▶ **Exercise prompt**
Reproduce each record exactly, leaving nothing out.

(Page and application data records)
________
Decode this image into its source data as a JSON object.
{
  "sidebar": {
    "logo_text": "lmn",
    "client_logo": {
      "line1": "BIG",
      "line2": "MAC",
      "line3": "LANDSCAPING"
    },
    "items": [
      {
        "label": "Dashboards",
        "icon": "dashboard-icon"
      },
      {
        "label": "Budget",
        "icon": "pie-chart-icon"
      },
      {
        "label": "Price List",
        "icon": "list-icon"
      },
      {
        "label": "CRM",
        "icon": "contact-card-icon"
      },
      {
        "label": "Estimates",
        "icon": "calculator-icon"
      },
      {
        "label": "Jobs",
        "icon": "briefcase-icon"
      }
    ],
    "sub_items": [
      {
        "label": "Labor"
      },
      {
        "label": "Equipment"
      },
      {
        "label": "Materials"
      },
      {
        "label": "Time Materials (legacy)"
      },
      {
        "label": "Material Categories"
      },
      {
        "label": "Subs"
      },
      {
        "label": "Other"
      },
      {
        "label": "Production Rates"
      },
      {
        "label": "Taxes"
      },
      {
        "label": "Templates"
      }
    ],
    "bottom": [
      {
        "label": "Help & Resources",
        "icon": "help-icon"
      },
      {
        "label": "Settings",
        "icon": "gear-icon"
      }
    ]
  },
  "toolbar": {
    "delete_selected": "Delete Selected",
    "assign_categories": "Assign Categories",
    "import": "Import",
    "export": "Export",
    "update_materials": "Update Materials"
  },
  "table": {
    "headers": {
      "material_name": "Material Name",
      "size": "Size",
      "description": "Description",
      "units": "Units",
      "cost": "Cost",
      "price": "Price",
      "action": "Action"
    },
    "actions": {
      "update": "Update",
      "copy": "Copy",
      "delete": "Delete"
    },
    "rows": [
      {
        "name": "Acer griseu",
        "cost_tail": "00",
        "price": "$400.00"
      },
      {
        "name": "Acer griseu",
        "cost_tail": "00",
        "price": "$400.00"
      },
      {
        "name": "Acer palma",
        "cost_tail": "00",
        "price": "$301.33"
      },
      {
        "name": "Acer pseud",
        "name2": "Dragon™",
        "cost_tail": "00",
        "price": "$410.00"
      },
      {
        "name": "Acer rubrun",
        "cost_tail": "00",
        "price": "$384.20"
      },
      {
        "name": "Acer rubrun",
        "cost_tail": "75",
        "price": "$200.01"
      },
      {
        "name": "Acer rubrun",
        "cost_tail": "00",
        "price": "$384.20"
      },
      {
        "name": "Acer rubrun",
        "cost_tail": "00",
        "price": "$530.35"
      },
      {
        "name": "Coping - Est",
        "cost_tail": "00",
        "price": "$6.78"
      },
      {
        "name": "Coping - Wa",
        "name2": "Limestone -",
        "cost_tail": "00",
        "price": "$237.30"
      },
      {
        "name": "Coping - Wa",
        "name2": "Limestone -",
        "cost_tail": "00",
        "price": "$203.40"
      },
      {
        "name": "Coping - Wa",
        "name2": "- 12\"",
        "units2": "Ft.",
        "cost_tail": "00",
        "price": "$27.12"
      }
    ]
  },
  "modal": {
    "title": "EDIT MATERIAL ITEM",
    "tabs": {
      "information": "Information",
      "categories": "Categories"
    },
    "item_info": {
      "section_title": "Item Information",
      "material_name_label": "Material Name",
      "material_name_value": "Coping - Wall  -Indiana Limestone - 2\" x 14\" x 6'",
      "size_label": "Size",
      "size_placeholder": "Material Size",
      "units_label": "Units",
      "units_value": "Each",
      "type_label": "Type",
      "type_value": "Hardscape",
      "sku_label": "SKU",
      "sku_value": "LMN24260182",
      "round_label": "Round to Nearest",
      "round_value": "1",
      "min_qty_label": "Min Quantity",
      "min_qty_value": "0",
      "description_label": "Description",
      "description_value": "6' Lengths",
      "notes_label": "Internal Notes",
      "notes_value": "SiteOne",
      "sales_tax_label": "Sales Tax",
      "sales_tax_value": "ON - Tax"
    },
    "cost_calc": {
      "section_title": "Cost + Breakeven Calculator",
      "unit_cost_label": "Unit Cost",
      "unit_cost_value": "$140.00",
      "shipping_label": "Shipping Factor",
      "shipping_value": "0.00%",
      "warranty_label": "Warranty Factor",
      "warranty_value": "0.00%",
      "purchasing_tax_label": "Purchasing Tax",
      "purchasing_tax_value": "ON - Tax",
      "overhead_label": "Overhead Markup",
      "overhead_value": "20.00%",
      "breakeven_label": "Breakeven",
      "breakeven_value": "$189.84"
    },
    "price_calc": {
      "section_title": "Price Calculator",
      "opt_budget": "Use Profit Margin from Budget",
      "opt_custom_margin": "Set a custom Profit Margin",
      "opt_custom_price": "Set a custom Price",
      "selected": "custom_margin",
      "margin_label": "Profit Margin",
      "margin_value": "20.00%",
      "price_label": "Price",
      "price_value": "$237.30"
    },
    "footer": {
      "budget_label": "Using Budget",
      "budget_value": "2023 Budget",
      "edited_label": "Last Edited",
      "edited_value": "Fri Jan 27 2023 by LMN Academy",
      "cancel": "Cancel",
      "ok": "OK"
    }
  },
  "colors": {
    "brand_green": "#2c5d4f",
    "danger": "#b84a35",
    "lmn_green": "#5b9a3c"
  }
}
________
▶ **Task solution**
Decode this image into its source data as a JSON object.
{
  "sidebar": {
    "logo_text": "lmn",
    "client_logo": {
      "line1": "BIG",
      "line2": "MAC",
      "line3": "LANDSCAPING"
    },
    "items": [
      {
        "label": "Dashboards",
        "icon": "dashboard-icon"
      },
      {
        "label": "Budget",
        "icon": "pie-chart-icon"
      },
      {
        "label": "Price List",
        "icon": "list-icon"
      },
      {
        "label": "CRM",
        "icon": "contact-card-icon"
      },
      {
        "label": "Estimates",
        "icon": "calculator-icon"
      },
      {
        "label": "Jobs",
        "icon": "briefcase-icon"
      }
    ],
    "sub_items": [
      {
        "label": "Labor"
      },
      {
        "label": "Equipment"
      },
      {
        "label": "Materials"
      },
      {
        "label": "Time Materials (legacy)"
      },
      {
        "label": "Material Categories"
      },
      {
        "label": "Subs"
      },
      {
        "label": "Other"
      },
      {
        "label": "Production Rates"
      },
      {
        "label": "Taxes"
      },
      {
        "label": "Templates"
      }
    ],
    "bottom": [
      {
        "label": "Help & Resources",
        "icon": "help-icon"
      },
      {
        "label": "Settings",
        "icon": "gear-icon"
      }
    ]
  },
  "toolbar": {
    "delete_selected": "Delete Selected",
    "assign_categories": "Assign Categories",
    "import": "Import",
    "export": "Export",
    "update_materials": "Update Materials"
  },
  "table": {
    "headers": {
      "material_name": "Material Name",
      "size": "Size",
      "description": "Description",
      "units": "Units",
      "cost": "Cost",
      "price": "Price",
      "action": "Action"
    },
    "actions": {
      "update": "Update",
      "copy": "Copy",
      "delete": "Delete"
    },
    "rows": [
      {
        "name": "Acer griseu",
        "cost_tail": "00",
        "price": "$400.00"
      },
      {
        "name": "Acer griseu",
        "cost_tail": "00",
        "price": "$400.00"
      },
      {
        "name": "Acer palma",
        "cost_tail": "00",
        "price": "$301.33"
      },
      {
        "name": "Acer pseud",
        "name2": "Dragon™",
        "cost_tail": "00",
        "price": "$410.00"
      },
      {
        "name": "Acer rubrun",
        "cost_tail": "00",
        "price": "$384.20"
      },
      {
        "name": "Acer rubrun",
        "cost_tail": "75",
        "price": "$200.01"
      },
      {
        "name": "Acer rubrun",
        "cost_tail": "00",
        "price": "$384.20"
      },
      {
        "name": "Acer rubrun",
        "cost_tail": "00",
        "price": "$530.35"
      },
      {
        "name": "Coping - Est",
        "cost_tail": "00",
        "price": "$6.78"
      },
      {
        "name": "Coping - Wa",
        "name2": "Limestone -",
        "cost_tail": "00",
        "price": "$237.30"
      },
      {
        "name": "Coping - Wa",
        "name2": "Limestone -",
        "cost_tail": "00",
        "price": "$203.40"
      },
      {
        "name": "Coping - Wa",
        "name2": "- 12\"",
        "units2": "Ft.",
        "cost_tail": "00",
        "price": "$27.12"
      }
    ]
  },
  "modal": {
    "title": "EDIT MATERIAL ITEM",
    "tabs": {
      "information": "Information",
      "categories": "Categories"
    },
    "item_info": {
      "section_title": "Item Information",
      "material_name_label": "Material Name",
      "material_name_value": "Coping - Wall  -Indiana Limestone - 2\" x 14\" x 6'",
      "size_label": "Size",
      "size_placeholder": "Material Size",
      "units_label": "Units",
      "units_value": "Each",
      "type_label": "Type",
      "type_value": "Hardscape",
      "sku_label": "SKU",
      "sku_value": "LMN24260182",
      "round_label": "Round to Nearest",
      "round_value": "1",
      "min_qty_label": "Min Quantity",
      "min_qty_value": "0",
      "description_label": "Description",
      "description_value": "6' Lengths",
      "notes_label": "Internal Notes",
      "notes_value": "SiteOne",
      "sales_tax_label": "Sales Tax",
      "sales_tax_value": "ON - Tax"
    },
    "cost_calc": {
      "section_title": "Cost + Breakeven Calculator",
      "unit_cost_label": "Unit Cost",
      "unit_cost_value": "$140.00",
      "shipping_label": "Shipping Factor",
      "shipping_value": "0.00%",
      "warranty_label": "Warranty Factor",
      "warranty_value": "0.00%",
      "purchasing_tax_label": "Purchasing Tax",
      "purchasing_tax_value": "ON - Tax",
      "overhead_label": "Overhead Markup",
      "overhead_value": "20.00%",
      "breakeven_label": "Breakeven",
      "breakeven_value": "$189.84"
    },
    "price_calc": {
      "section_title": "Price Calculator",
      "opt_budget": "Use Profit Margin from Budget",
      "opt_custom_margin": "Set a custom Profit Margin",
      "opt_custom_price": "Set a custom Price",
      "selected": "custom_margin",
      "margin_label": "Profit Margin",
      "margin_value": "20.00%",
      "price_label": "Price",
      "price_value": "$237.30"
    },
    "footer": {
      "budget_label": "Using Budget",
      "budget_value": "2023 Budget",
      "edited_label": "Last Edited",
      "edited_value": "Fri Jan 27 2023 by LMN Academy",
      "cancel": "Cancel",
      "ok": "OK"
    }
  },
  "colors": {
    "brand_green": "#2c5d4f",
    "danger": "#b84a35",
    "lmn_green": "#5b9a3c"
  }
}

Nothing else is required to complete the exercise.